Ideally, we all would like to have enough space for the “perfect” Dojang. However, many of us, use existing facilities, like dance halls, sport complexes, and more. Some are in places with walls of various types, of various materials and in various shapes and layouts. So, this is an “ideal” space, of four walls (training floor) and in a rectangular shape.
A true Dojang is a space, that isn’t used for advertisements! It isn’t about showing your students and prospective students about how many trophies you or you students won/win. It’s not about showing the world the 400 training and black belt certificates, or the huge banners etc. A true Dojang, should be sparsely decorated, we don’t want students to be detractive by all the “bells and whistles” of the school, but it should be only about the training!
An ‘ideal” floor plan should have the “head wall” in Korean it is called “Jeon Myeon / ??” (Japanese=Shomen / ??), the right side called in Korean (Japanese = Joseki), and left sides (Japanese = Shimoseki), with one of the sides with training mirrors (only one side, as you would create a mirroring effect if used on both), and the mirrors will also help reflect your light as well., and then the back wall which is called Hwa Chan we / ??? (Japanese = Shimoza / ??). The “ideal” front wall should be simple, and display no more then a few items.

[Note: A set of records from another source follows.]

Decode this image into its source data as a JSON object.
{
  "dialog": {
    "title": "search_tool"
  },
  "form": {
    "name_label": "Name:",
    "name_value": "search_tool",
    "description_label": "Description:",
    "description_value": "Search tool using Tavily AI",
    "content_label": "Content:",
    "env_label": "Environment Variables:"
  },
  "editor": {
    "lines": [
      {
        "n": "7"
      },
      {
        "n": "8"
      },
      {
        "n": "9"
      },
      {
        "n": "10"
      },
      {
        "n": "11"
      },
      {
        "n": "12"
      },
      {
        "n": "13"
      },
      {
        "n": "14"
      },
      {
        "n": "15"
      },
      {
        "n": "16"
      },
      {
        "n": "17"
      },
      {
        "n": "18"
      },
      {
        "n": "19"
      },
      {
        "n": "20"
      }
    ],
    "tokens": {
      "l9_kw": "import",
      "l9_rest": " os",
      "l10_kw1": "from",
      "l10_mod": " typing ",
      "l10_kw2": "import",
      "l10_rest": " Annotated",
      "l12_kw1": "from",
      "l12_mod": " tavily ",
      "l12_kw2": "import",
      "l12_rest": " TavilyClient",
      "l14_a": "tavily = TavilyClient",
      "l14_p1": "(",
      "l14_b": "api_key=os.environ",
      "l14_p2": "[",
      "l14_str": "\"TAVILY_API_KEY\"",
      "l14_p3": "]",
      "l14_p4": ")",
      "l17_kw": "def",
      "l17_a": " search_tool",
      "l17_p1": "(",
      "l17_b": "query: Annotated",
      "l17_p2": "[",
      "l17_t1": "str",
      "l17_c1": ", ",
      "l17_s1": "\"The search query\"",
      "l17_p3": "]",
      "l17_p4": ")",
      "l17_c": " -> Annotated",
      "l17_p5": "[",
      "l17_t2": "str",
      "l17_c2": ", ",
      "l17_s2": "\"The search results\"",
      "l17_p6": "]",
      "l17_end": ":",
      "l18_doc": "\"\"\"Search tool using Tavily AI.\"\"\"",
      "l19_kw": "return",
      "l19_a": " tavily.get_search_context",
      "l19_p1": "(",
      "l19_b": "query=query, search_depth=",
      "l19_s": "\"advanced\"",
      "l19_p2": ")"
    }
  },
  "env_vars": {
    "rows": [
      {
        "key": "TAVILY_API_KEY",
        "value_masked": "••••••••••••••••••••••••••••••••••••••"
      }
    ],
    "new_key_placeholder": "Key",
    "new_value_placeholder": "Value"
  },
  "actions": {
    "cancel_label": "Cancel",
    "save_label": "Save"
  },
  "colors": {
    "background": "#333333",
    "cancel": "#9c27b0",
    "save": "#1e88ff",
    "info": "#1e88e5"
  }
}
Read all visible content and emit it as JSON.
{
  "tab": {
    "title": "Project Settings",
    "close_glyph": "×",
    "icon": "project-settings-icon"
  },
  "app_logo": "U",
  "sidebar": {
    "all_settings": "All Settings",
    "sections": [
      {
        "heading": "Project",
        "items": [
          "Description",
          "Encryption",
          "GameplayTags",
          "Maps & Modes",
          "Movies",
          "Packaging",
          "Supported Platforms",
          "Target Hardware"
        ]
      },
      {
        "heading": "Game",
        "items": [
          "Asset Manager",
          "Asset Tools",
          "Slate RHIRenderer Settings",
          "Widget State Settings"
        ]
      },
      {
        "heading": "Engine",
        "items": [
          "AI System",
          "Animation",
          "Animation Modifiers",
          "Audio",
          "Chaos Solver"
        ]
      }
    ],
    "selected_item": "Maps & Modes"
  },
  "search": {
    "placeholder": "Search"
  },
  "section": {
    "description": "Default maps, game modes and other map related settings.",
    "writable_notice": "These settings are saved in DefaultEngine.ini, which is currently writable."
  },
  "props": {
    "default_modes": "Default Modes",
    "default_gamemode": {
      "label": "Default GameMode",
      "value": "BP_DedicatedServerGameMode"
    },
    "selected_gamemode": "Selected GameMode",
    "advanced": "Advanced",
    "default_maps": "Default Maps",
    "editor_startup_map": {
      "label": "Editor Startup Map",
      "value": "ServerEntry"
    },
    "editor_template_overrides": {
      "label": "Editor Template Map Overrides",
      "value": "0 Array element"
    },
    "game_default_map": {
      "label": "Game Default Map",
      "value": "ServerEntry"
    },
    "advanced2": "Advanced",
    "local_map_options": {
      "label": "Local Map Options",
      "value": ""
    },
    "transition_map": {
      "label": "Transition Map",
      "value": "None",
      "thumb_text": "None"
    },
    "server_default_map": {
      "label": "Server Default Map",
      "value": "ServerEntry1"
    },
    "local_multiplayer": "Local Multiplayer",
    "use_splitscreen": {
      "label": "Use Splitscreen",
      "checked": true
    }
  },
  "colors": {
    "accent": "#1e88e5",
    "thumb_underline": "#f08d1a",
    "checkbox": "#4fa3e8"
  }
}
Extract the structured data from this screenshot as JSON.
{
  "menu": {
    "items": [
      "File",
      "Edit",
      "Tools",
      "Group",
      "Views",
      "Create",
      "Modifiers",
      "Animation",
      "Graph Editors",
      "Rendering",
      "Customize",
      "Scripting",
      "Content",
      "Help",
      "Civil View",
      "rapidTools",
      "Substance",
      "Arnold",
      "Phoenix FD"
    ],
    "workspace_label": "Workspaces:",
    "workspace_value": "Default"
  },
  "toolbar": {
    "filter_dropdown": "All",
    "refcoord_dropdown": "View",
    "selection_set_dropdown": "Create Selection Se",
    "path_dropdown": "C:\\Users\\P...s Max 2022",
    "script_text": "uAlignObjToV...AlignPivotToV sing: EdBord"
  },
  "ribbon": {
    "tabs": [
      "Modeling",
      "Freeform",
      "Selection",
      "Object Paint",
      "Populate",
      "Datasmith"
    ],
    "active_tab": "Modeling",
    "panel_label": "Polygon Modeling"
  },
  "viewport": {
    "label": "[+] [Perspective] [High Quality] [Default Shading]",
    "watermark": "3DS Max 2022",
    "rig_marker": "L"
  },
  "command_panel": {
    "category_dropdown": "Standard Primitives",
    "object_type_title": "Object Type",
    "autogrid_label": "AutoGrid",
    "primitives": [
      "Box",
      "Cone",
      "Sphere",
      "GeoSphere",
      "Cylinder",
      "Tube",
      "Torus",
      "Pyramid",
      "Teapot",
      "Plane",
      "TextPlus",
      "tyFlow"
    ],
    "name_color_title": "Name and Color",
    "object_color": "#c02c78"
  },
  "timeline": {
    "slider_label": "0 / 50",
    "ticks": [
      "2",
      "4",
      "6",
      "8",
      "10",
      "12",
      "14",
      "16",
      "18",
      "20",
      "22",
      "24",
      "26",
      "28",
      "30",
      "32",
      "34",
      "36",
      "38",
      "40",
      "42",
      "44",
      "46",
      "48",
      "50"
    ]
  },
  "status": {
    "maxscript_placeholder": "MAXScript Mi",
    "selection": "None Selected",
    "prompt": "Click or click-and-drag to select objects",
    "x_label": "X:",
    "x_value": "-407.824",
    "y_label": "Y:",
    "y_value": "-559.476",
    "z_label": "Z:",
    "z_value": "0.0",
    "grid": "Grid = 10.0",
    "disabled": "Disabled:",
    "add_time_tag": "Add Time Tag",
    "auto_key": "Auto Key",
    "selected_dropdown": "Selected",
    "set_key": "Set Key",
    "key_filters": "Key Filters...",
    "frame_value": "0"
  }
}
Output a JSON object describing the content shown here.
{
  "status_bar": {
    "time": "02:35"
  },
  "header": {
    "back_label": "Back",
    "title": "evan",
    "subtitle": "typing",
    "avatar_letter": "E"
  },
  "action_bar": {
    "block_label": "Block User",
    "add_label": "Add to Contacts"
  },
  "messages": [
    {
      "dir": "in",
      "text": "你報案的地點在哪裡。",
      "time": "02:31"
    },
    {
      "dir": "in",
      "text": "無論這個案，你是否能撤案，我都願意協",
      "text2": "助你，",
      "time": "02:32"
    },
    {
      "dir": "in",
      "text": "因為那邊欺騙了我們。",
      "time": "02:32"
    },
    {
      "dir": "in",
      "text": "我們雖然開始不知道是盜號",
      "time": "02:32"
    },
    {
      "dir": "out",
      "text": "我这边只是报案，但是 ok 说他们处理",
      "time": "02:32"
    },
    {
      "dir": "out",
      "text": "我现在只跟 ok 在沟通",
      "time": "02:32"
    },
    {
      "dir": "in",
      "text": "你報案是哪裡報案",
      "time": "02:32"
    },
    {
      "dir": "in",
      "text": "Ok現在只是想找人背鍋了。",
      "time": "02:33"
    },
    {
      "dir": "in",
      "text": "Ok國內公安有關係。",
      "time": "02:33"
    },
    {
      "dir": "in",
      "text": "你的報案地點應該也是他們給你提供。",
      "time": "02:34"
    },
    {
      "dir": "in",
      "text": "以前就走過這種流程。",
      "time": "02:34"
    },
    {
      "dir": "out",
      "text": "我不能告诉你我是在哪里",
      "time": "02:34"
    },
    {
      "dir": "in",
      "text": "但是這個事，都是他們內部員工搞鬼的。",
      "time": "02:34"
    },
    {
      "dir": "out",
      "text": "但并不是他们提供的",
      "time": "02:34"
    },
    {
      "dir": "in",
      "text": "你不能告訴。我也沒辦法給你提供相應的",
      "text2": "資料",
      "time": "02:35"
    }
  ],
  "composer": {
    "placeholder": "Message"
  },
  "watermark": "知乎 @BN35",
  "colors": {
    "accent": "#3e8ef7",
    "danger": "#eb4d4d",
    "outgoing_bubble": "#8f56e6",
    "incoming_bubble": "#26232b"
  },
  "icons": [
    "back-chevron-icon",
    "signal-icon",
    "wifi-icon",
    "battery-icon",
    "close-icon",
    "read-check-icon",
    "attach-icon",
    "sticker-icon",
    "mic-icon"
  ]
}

In most Dojangs, we see at least the national flag, then association flag, and then the South Korean flag, the school or assocation plaque/certificate, a photo of the head of the association, school etc. Here is an example that the Kido Kwan prefers, this is only a guideline. 1 denotes the flag of the State, or other flag , like an association flag (in this case, this is the flag of the U.S. state of Texas) and 2 is the flag of South Korea, however, in the case of Taekwon-Do, I would highly recommend the “Unified Korea Flag” as General Choi had lived in both what is now North Korea and South Korea equally, and of course he advocated that he was a Korean, and not a South or North Korean. Both the State/Association flag should be small in size, something like a 2′ by 3′ (60.96cm by 121.92cm) flag basically about half the size of 6 or your national flag! I would also recommend that these to be ‘framed’ and that it conform with any of your local rules for such displays.
3 should be the association plaque or certificate (in this case the ITF turtle plaque), and then the photo 4 of the founder of the association (in this case Choi, Hong-hi) and then the Tenants of Taekwon-Do 5. Of course there can be some changes to this display, but, I have been to many schools where they have the head instructors photo on the front wall, this is a vane idea as the head instructor, should already be at the head of the wall while present! 6 should be reserved for your national flag, and in this case it is the flag of the United States. The flag should be 4′ by 6′ and basically the largest display on the front wall. This flag should be twice the size of any other flag present on this wall. As with flags in position 1 and 2, the national flag should be hung per the guidelines for such displays. I have seen many schools that display the national flag incorrectly. You can easily obtain information from the internet on how to hang a flag correctly, and of course flag etiquette, I would recommend you follow such rules, and in fact, by not displaying the national flag correctly you could face civil or even criminal charges by doing it wrong, so please when in doubt, ask!
Please remember, that when you bow (salute) you are of course paying tribute to 1-5, but you are saluting your national flag, not any other flag! This is the proper methods of showing and displaying respect. You as an American (or what ever your national identity is) should not be bowing or saluting any other flag (national banner) but that of your own nation!
All certificates of rank, all school photos, rank boards should be displayed ideally out of the training area. In the area were the public sits is the place where to ‘advertise’ school accomplishments, photos etc. But remember, the training hall should be basic, devoid of the egos.
Here is how the Kido Kwan does the schools layout. If we have more then one instructor, or guest instructors, the senior is in the upper left, and then descends diagonal towards the right corner. Then the senior students line up, and the junior students behind them.